-- THE DATA follows --

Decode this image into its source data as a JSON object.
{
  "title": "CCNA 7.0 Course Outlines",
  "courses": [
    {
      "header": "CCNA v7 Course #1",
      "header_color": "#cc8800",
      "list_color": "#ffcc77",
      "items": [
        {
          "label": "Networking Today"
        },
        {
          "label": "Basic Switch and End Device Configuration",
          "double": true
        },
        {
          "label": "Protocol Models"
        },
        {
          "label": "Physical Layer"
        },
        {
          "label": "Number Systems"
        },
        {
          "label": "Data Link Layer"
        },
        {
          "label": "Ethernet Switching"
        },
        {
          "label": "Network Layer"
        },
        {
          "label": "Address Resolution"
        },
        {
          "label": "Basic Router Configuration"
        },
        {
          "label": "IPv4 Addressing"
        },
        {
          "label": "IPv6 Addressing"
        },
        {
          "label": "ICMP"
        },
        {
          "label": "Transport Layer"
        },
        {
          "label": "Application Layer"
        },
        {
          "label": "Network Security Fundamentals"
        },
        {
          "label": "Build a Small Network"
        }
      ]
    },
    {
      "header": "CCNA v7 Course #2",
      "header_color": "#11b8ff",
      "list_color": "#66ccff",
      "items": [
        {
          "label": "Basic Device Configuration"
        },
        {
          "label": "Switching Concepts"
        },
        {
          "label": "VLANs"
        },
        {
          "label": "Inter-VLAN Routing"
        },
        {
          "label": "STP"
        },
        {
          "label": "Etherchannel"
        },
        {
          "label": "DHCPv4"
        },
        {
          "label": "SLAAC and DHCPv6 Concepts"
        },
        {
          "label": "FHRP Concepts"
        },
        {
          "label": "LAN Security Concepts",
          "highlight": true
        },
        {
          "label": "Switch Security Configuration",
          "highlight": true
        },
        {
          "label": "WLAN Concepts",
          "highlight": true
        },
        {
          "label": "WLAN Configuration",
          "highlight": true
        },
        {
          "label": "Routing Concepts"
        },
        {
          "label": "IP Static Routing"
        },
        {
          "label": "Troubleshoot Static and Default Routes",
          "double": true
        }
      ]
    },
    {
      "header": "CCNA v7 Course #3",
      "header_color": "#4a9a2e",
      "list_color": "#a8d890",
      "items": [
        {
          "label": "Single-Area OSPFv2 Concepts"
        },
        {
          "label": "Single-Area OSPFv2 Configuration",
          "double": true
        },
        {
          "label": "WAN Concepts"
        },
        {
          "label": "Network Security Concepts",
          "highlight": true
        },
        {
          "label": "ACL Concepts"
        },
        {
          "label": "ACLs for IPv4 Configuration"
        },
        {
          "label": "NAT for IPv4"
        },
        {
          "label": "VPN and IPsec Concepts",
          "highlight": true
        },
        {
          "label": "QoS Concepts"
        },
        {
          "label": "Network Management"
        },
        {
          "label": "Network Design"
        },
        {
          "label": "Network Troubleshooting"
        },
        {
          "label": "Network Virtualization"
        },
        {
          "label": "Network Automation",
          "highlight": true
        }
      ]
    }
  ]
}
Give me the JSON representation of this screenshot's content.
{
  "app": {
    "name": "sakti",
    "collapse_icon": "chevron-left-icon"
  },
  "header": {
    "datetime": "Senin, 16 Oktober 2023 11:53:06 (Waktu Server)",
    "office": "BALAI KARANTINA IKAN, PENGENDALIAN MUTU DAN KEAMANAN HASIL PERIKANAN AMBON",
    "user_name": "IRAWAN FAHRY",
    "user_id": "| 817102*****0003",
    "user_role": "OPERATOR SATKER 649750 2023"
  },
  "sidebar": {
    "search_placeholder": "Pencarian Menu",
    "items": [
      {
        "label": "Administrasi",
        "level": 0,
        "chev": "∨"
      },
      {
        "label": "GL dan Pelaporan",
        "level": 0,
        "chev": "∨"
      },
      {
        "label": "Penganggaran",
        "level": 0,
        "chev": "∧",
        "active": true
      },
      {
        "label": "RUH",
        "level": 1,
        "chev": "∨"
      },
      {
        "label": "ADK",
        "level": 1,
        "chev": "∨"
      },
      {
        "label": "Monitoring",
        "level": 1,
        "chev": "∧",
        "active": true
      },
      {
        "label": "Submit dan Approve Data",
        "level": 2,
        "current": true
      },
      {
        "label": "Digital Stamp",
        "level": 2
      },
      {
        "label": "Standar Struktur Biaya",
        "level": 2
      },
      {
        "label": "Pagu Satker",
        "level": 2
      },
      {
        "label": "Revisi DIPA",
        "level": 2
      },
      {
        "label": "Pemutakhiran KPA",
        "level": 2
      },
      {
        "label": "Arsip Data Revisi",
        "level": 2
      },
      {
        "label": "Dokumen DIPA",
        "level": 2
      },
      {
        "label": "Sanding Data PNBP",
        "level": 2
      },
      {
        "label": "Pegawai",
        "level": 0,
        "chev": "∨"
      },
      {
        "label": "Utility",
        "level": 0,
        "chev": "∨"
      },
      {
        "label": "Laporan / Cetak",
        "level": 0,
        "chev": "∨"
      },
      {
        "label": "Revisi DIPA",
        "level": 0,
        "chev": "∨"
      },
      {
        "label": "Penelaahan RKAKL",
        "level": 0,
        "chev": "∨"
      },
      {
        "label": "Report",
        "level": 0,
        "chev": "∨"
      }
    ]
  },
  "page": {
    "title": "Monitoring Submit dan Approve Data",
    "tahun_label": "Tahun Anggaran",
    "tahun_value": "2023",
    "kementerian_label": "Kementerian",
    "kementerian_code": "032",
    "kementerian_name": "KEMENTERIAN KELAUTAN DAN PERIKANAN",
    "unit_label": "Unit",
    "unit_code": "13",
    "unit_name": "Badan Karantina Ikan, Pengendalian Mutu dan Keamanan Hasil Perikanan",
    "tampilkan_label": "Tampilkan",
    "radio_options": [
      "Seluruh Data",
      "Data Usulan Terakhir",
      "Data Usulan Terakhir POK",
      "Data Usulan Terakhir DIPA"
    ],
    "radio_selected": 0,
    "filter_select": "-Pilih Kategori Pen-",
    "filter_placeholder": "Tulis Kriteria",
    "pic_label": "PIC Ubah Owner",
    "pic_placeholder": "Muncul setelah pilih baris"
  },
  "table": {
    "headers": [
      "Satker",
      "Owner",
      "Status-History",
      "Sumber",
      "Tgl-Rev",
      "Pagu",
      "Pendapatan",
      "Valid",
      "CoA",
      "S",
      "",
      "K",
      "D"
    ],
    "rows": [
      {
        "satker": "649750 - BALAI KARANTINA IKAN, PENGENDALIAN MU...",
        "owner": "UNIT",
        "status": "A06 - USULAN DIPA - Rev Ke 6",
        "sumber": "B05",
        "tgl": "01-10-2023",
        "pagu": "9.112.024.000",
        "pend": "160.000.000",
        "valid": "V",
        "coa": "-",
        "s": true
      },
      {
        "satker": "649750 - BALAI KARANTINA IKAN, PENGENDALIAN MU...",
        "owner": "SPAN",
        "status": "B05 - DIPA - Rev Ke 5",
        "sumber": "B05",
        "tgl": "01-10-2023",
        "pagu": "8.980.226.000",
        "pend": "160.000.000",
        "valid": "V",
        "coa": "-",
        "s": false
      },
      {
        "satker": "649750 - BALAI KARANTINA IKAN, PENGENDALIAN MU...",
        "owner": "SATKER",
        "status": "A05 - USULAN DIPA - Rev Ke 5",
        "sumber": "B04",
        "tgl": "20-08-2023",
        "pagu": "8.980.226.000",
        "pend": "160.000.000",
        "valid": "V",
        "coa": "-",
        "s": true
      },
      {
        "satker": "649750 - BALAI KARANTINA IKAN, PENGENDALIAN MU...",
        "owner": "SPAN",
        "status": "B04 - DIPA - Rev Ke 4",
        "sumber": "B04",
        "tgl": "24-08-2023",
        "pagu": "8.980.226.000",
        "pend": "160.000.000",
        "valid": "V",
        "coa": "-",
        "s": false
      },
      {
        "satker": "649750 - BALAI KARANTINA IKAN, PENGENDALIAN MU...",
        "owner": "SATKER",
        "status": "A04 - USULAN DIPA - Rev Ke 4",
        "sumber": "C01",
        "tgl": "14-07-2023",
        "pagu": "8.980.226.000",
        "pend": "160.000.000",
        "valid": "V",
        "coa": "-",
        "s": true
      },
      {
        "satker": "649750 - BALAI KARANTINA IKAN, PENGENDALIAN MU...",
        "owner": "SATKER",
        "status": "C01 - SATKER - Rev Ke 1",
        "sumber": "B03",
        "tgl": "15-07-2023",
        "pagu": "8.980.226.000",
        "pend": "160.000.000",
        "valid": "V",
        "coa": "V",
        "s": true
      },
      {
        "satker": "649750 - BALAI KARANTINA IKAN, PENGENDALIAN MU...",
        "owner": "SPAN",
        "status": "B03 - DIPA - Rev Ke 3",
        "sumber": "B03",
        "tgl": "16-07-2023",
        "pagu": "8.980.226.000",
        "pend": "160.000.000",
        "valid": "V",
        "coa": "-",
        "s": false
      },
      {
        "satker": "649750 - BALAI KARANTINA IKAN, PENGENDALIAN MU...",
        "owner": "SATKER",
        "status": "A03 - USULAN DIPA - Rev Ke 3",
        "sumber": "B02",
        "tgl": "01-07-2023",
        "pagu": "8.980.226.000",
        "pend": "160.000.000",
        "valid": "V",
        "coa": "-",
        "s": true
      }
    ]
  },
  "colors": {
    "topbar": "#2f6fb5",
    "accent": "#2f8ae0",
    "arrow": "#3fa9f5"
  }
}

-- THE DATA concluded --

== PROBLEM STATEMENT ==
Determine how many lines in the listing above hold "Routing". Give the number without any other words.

== PROBLEM SOLUTION ==
3